One of the most interesting parts of Senior’s article on parenting deals with moment-to-moment versus purposive happiness. Considering such a distinction may be able to improve the process of choosing whether to have children. Senior explains:
“When I mention [children promoting a broader purpose-driven happiness in parents] to Daniel Gilbert, he hardly disputes that meaning is important. But he does wonder how prominently it should figure into people’s decisions to have kids. ‘When you pause to think what children mean to you, of course they make you feel good,’ he says. ‘The problem is, 95 percent of the time, you’re not thinking about what they mean to you. You’re thinking that you have to take them to piano lessons. So you have to think about which kind of happiness you’ll be consuming most often. Do you want to maximize the one you experience almost all the time’—moment-to-moment happiness—‘or the one you experience rarely?’
“Which is fair enough. But for many of us, purpose is happiness—particularly those of us who find moment-to-moment happiness a bit elusive to begin with. Martin Seligman, the positive-psychology pioneer who is, famously, not a natural optimist, has always taken the view that happiness is best defined in the ancient Greek sense: leading a productive, purposeful life. And the way we take stock of that life, in the end, isn’t by how much fun we had, but what we did with it.”

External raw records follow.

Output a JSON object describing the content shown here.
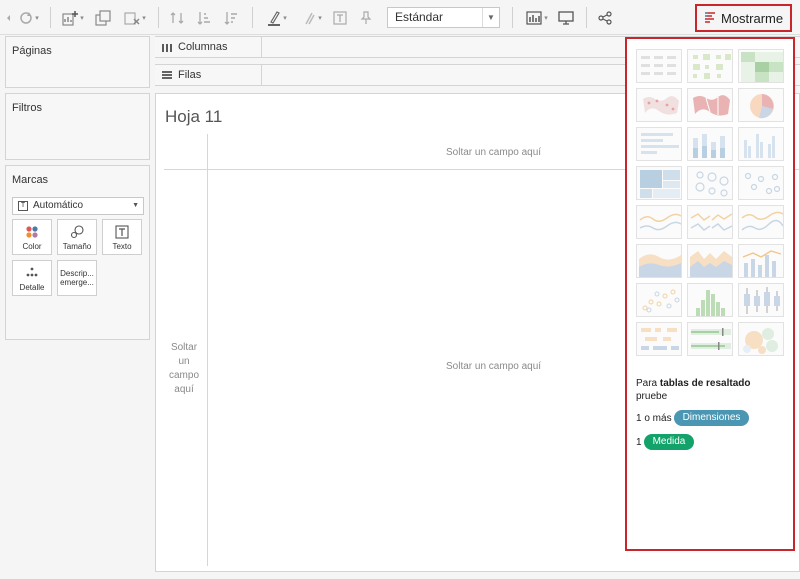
{
  "toolbar": {
    "fit_value": "Estándar",
    "show_me_label": "Mostrarme"
  },
  "panels": {
    "pages": "Páginas",
    "filters": "Filtros",
    "marks": {
      "title": "Marcas",
      "type": "Automático",
      "cards": [
        {
          "label": "Color",
          "icon": "color-icon"
        },
        {
          "label": "Tamaño",
          "icon": "size-icon"
        },
        {
          "label": "Texto",
          "icon": "text-icon"
        },
        {
          "label": "Detalle",
          "icon": "detail-icon"
        },
        {
          "label": "Descrip... emerge...",
          "icon": "tooltip-icon"
        }
      ]
    }
  },
  "shelves": {
    "columns": "Columnas",
    "rows": "Filas"
  },
  "sheet": {
    "title": "Hoja 11",
    "drop_top": "Soltar un campo aquí",
    "drop_center": "Soltar un campo aquí",
    "drop_left": "Soltar un campo aquí"
  },
  "show_me": {
    "hint_prefix": "Para ",
    "hint_bold": "tablas de resaltado",
    "hint_suffix": "pruebe",
    "req1_text": "1 o más",
    "req1_pill": "Dimensiones",
    "req2_text": "1",
    "req2_pill": "Medida",
    "colors": {
      "dimension": "#4b96b3",
      "measure": "#13a36a",
      "highlight": "#c8262b"
    },
    "chart_types": [
      "text-table",
      "heat-map",
      "highlight-table",
      "symbol-map",
      "filled-map",
      "pie-chart",
      "horizontal-bars",
      "stacked-bars",
      "side-by-side-bars",
      "treemap",
      "circle-views",
      "side-by-side-circles",
      "continuous-lines",
      "discrete-lines",
      "dual-lines",
      "continuous-area",
      "discrete-area",
      "dual-combination",
      "scatter-plot",
      "histogram",
      "box-and-whisker",
      "gantt-chart",
      "bullet-graph",
      "packed-bubbles"
    ]
  }
}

Perhaps potential parents should be seriously considering the relative value of moment-to-moment happiness and purposive happiness when deciding whether to have children. And parents and psychologists should consider what purposive happiness really is and how much weight it should be given. Is it transcendental? If so, should that really be something entering into our decision-making calculus? How much weight should it be given? This is not an easy question to answer and ignoring it and taking children-as-bad as truism would be as, if not more, deleterious as the current dogma. Likewise, vilifying teachers as lawyers are vilified would create a tax on the teaching profession, undesirable given the importance of educating children. The lesson may be to avoid making judgments based on collective perceptions and to be particularly aware of the cessation of critical thinking on matters that involve children. Don’t assume teachers are good just because they’re teachers. And don’t assume raising a child is good because, well, being a parent is good.